The students also conduct their research embedded in the NARS and CGIAR research programs ensuring effective training and immediate utilization of their research results into relevant on-going research, with a clear goal of delivering new crop varieties. The research centers provide the students with the ideal working environment for research. Senior scientists at these research centres also, co-supervise the students.
Scientists trained in this programme have developed over 130 improved varieties of a wide range of crops including maize, rice, finger millet, sorghum, cowpeas, groundnuts, beans, cassava and sweet potato in 15 countries in the continent. These varieties have been licensed to and commercialized by private seed companies, making them accessible to smallholder farmers by a network of agro-dealers – who were also trained by AGRA – and are helping farmers to multiply their yields.

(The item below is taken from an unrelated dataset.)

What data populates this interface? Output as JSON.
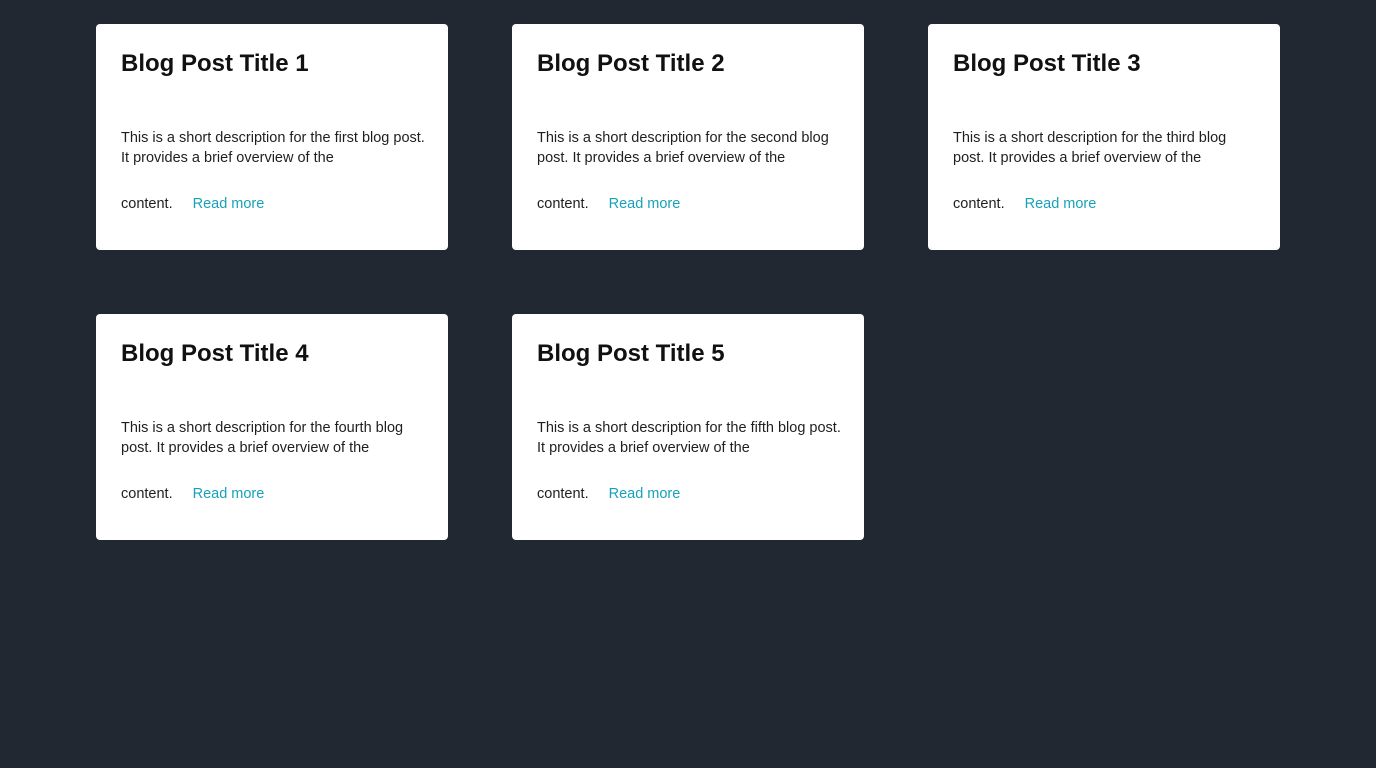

Improved Crop Varieties Released in the DRC
Farmers in the Democratic Republic of Congo (DRC) are reaping the benefits of extensive evaluations of improved crop varieties in North and South Kivu that culminated in the release of 14 new and improved varieties of three critical food crops in 2016. Agricultural authorities from DRC’s “Service National des Semences” (SENASEM) have announced that 3 new varieties of maize, 1 variety of cassava, and 10 varieties of an assortment of both climbing beans and bush beans will be available to farmers immediately. They will also be listed in the national crop variety catalogue.The release of these seeds marks a landmark moment in the country, as it is, for example, the first time a hybrid maize variety has been released and commercialized for use by farmers in the DRC. The released cassava variety is likewise the first ever available to farmers with resistance to the devastating cassava brown streak disease. These varieties were tested and proposed for release by DRC’s national agricultural research institute, INERA. This work was sponsored by Partners for Seed in Africa (PASA), implemented by AGRA with funding from the Howard G. Buffett FoundationThe newly-available seeds will not only benefit the farmers but also the country’s nascent private seed sector, as private seed companies operating in DRC will now be allowed to fully commercialize and produce certified seeds of these varieties for sale to farmers. PASA has also supported the establishment of five local private seed companies in the DRC.

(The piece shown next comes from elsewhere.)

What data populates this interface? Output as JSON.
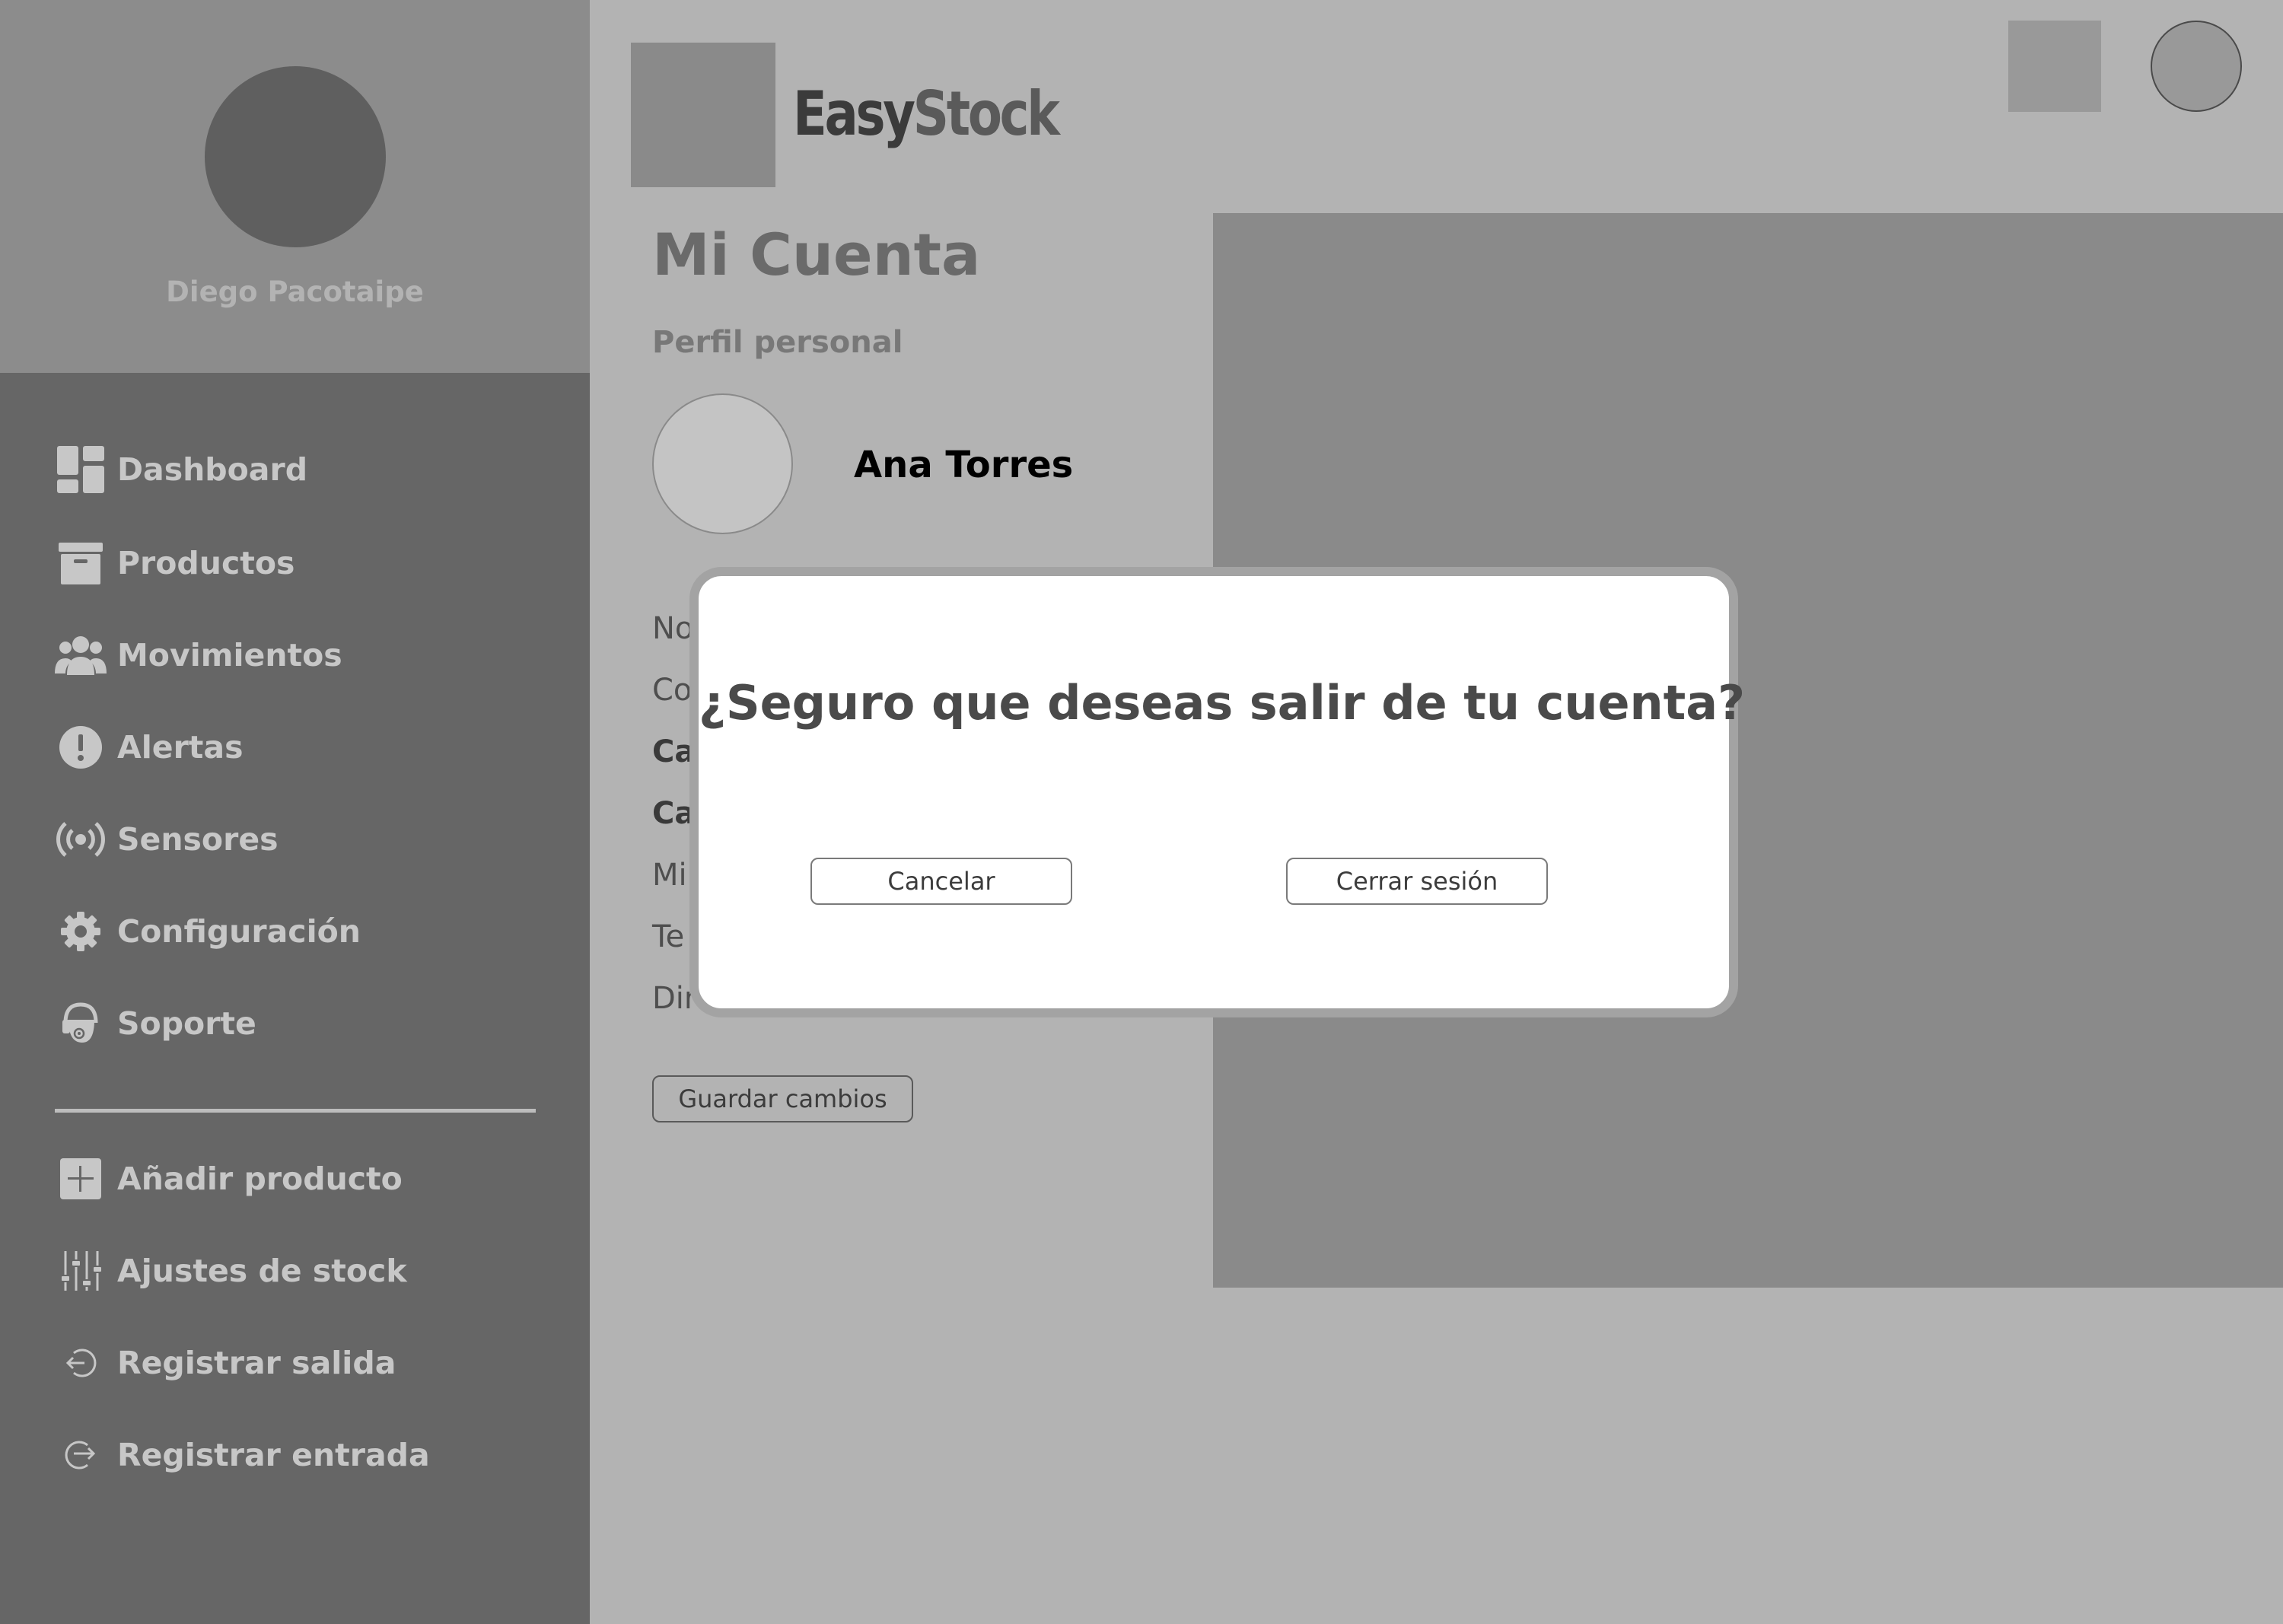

GIRSAL to Boost Economic Growth and Development
The statistics indicate that even though, on average, the agricultural sector accounts for about 22 per cent of Gross Domestic Product (GDP), the sector receives an average of only 4.0 per cent of bank lending, due to the perception that lending risk is too high to motivate financing by the private financial sector. Expansion in agricultural production can only become possible with the availability of more financing— and using the value chain approach to financing agriculture is regarded as an important innovation. The Bank of Ghana (BoG), with technical guidance and support from the Ministry of Food and Agriculture (MOFA) and the Alliance for a Green Revolution in Africa (AGRA), has, therefore, initiated a vehicle to leverage lending for agriculture and agribusiness through a risk-sharing scheme. The initiative, an innovative model of financing dubbed: “Ghana Incentive-Based Risk-Sharing System for Agricultural Lending” (GIRSAL) was designed by AGRA, and has been successfully implemented by the Central Bank of Nigeria. Under the scheme, BoG will facilitate the process of encouraging private financial sector financing of the full agricultural value chain by stimulating the desire of banks to finance agriculture and agribusiness in Ghana. The GIRSAL model has six pillars that, together, seek to reduce both the potential and real risks associated with lending to agriculture and agribusiness. These pillars are the Risk-sharing Facility, Technical Assistance Facility, Agri-business insurance, Bank Rating Scheme, Bank Incentive Mechanism and Digital Finance.